In time, she learned about the transition to secondary teaching program.

Imagination Leads to Education

“For some reason I hadn’t considered teaching,” says Tina. “And then something clicked. I began imagining myself teaching and thinking about all the great ways that education combines human connection and empathy with science.”

The transition to secondary teaching program is an 18-credit program that can be earned online in four semesters. It includes a 16-week student teaching stint and gives students ongoing support from accomplished educators.

Tina recently finished her student teaching assignment, which became a temporary full-time position midway through the semester, at Wes-Del High School in Gaston, Indiana, where she taught math and science. She says a veteran teacher at Wes-Del checked in with her several times each day and “was generous with his time and knowledge.”

What She Learned from Levine

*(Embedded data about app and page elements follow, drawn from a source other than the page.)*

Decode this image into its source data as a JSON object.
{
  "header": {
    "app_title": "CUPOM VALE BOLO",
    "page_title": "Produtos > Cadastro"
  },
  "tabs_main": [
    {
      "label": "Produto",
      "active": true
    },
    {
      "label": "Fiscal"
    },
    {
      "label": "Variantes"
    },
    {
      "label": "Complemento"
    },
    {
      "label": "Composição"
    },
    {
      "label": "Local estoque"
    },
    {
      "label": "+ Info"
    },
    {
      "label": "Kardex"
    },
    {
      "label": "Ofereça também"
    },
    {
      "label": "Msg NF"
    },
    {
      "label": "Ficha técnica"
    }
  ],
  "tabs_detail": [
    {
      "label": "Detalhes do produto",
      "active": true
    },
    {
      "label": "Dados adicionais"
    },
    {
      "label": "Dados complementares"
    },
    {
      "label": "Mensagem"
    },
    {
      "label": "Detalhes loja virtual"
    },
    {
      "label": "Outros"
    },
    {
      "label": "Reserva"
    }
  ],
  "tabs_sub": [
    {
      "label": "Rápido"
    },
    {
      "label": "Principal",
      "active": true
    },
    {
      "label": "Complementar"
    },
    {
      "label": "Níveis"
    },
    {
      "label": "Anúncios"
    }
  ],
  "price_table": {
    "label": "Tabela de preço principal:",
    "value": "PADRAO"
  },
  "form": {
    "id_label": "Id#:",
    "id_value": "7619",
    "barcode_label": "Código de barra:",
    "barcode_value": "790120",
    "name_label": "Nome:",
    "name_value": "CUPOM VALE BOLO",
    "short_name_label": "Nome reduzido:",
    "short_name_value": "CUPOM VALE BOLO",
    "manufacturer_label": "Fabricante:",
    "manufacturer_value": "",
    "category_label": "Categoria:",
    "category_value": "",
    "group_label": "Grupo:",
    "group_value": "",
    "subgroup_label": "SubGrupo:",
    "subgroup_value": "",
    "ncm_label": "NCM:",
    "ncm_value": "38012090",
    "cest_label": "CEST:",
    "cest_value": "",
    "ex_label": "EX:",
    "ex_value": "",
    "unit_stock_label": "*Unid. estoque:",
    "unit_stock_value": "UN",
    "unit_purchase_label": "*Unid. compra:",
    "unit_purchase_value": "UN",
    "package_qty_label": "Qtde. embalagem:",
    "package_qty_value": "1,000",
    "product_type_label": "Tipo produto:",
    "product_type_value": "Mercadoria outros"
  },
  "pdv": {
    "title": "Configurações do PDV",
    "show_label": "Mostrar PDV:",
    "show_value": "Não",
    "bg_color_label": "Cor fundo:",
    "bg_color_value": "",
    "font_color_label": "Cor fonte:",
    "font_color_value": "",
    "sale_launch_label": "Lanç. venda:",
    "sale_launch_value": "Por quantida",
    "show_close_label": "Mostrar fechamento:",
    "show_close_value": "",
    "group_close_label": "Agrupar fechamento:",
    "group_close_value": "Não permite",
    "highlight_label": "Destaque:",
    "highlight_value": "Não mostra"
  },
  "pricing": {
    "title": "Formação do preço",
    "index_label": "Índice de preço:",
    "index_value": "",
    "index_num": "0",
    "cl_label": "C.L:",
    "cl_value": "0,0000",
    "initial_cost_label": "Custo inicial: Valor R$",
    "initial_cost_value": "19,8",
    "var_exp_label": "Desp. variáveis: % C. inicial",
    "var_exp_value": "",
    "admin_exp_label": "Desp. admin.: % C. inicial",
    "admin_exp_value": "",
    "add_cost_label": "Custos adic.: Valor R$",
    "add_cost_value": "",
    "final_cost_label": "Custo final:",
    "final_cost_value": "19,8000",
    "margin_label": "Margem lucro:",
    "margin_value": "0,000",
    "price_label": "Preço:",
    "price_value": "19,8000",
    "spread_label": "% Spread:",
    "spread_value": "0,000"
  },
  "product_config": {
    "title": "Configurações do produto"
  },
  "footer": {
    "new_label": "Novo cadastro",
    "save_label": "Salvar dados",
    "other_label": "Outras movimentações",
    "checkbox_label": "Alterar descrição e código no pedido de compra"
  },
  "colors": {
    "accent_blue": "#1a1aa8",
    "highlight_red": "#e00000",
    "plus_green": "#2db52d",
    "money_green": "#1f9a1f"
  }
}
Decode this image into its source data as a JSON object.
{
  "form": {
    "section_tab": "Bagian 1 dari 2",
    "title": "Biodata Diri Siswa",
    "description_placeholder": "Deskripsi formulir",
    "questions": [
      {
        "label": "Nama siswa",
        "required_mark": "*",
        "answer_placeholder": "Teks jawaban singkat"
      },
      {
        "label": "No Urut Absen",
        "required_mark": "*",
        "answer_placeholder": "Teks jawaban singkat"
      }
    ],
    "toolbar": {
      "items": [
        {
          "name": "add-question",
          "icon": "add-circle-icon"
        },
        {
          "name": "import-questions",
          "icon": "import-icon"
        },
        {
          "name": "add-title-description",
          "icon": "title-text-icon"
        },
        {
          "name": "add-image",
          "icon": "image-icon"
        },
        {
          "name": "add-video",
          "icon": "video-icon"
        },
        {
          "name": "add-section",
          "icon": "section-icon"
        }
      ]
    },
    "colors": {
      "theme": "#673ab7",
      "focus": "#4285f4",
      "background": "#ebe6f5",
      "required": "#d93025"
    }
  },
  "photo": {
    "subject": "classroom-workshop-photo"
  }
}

Jill Bradley-Levine, director of the transition to teaching program, has served as another key mentor.

“I have benefited from her comments on assignments as well as comments and suggestions she makes after watching me teach,” says Tina. “I feel like there are a lot of people looking out for me who want me to succeed, and I’ve never felt this level of support from a program before.”

One reason Tina is enthusiastic about teaching high schoolers is because she hopes to share what she’s learned about college-career transitions.

“Best Deal in the World for Me”

“I want to make sure my students explore opportunities and career paths and get to learn about their options well before college,” says Tina, “so that they can make more informed decisions about their paths.”

For her, a transition from career uncertainty to teaching high schoolers who are, in her words, “kind, brave, humorous, energetic, intelligent, and creative” was more than she could imagine.

“I am always overjoyed when I see a student grasp a challenging concept,” says Tina. “Even though I am technically the teacher, I get to learn and grow from interacting with them. It’s the best deal in the world for me.”

Begins Full Time

Having earned her license to teach at the middle and high school levels, Tina begins a full-time teaching position in fall 2019 at Pike High School in Indianapolis, Indiana.

Because the program offers the option to apply transition to teaching credits to a master’s degree, Tina will apply her 18 credits to Ball State’s master of arts in secondary education.

In what will be a full year as a new teacher and a seasoned student, Tina will finish course work for a double master’s in biology and education in 2019-20.